Since its formation in the 1980s, the Chesapeake Bay Program has made significant accomplishments in its efforts to restore and protect the Bay. The Bay Program has become a regional, national and international leader in ecosystem science, modeling and restoration partnerships.
The Bay Program’s partnership model shows that a cooperative approach is an effective way to achieve environmental results. Through the Bay Program, leaders and experts from a vast range of groups work across political boundaries to restore the Bay. By working together, Bay Program partners promote a more complete understanding of Bay issues and use their limited resources more effectively.
The Bay Program's partnership model has been recognized and emulated worldwide.
Restoring the Chesapeake Bay and its 64,000-square-mile watershed is an enormous undertaking. Four centuries of population growth took their toll on the Bay ecosystem, resulting in polluted waterways and dwindling natural resources.
After more than 25 years of restoration efforts, data generally show decreasing long-term pollution trends from the Bay’s major rivers. Although that's good news, a clean Bay is the ultimate restoration measure. Some signs are positive, but other key indicators are lagging. Overall, the Bay remains degraded, but Bay Program partners are working harder than ever to bring the estuary back to health.
The Bay Program’s science community has pioneered numerous cutting-edge scientific efforts that have advanced ecosystem restoration in the Bay region and throughout the world.
The original scientific study that first identified excess nutrients as the main source of pollution in the Bay was conducted by the EPA with strong support from the Bay states. In the early 1990s, the Bay Program worked with EPA and NOAA researchers to establish that airborne nitrogen was a contributor to pollution in the Bay and other estuaries.
Bay Program partners and other stakeholders use a suite of computer models that are among the most sophisticated, studied and respected in the world. The models provide a comprehensive view of the Chesapeake ecosystem from the depths of the Bay to the upper reaches of the watershed, and from the land to the air.
Establishing numeric goals and deadlines for environmental restoration was unprecedented when the Bay Program first included them in the 1987 Chesapeake Bay Agreement. But the practice has now become a Bay Program hallmark and a common way for restoration programs across the country to measure progress.
In 2000, Bay Program partners signed the historic Chesapeake 2000 agreement, which established 102 goals to reduce pollution, restore habitats, protect living resources, promote sound land use practices and engage the public in Bay restoration. At the time, Chesapeake 2000 was considered the most comprehensive large-scale ecosystem restoration blueprint in the nation.
Since Chesapeake 2000, the Bay Program has evolved toward using a mix of short- and long-term goals to improve its accountability and accelerate Bay restoration.

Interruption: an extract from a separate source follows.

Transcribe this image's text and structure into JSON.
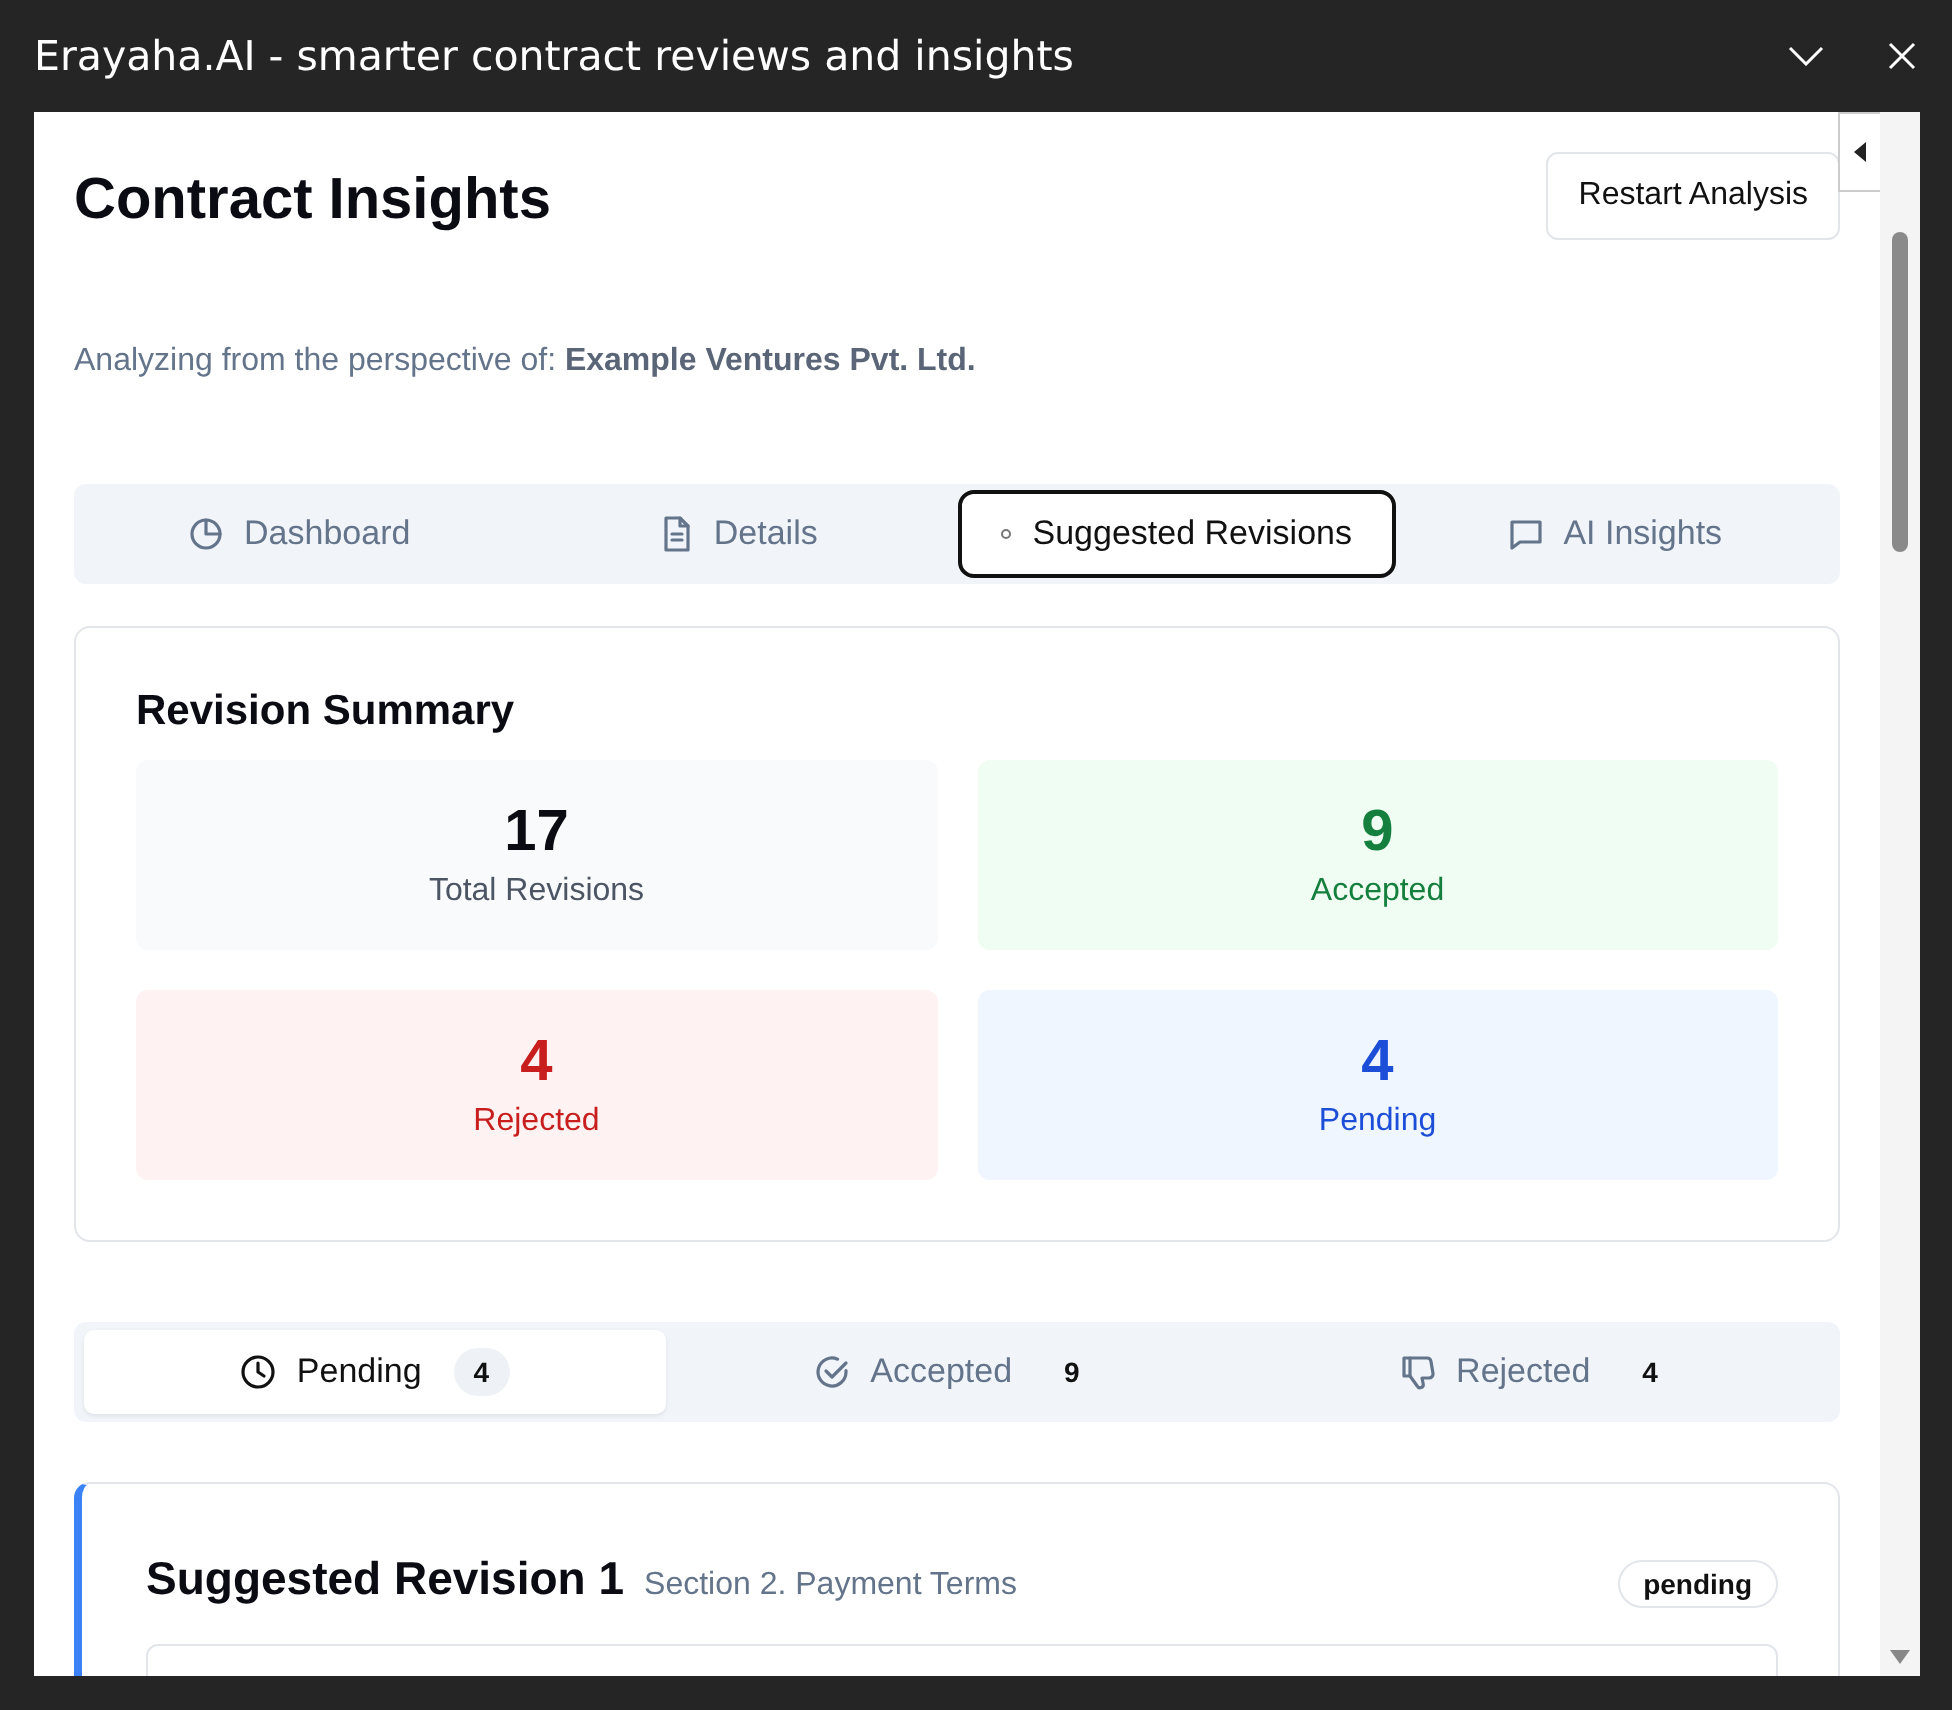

In 2009, Bay Program partners set new two-year goals called milestones. These short-term goals, which partners set and meet every two years, lead up to a long-term goal of putting all restoration measures in place by 2025.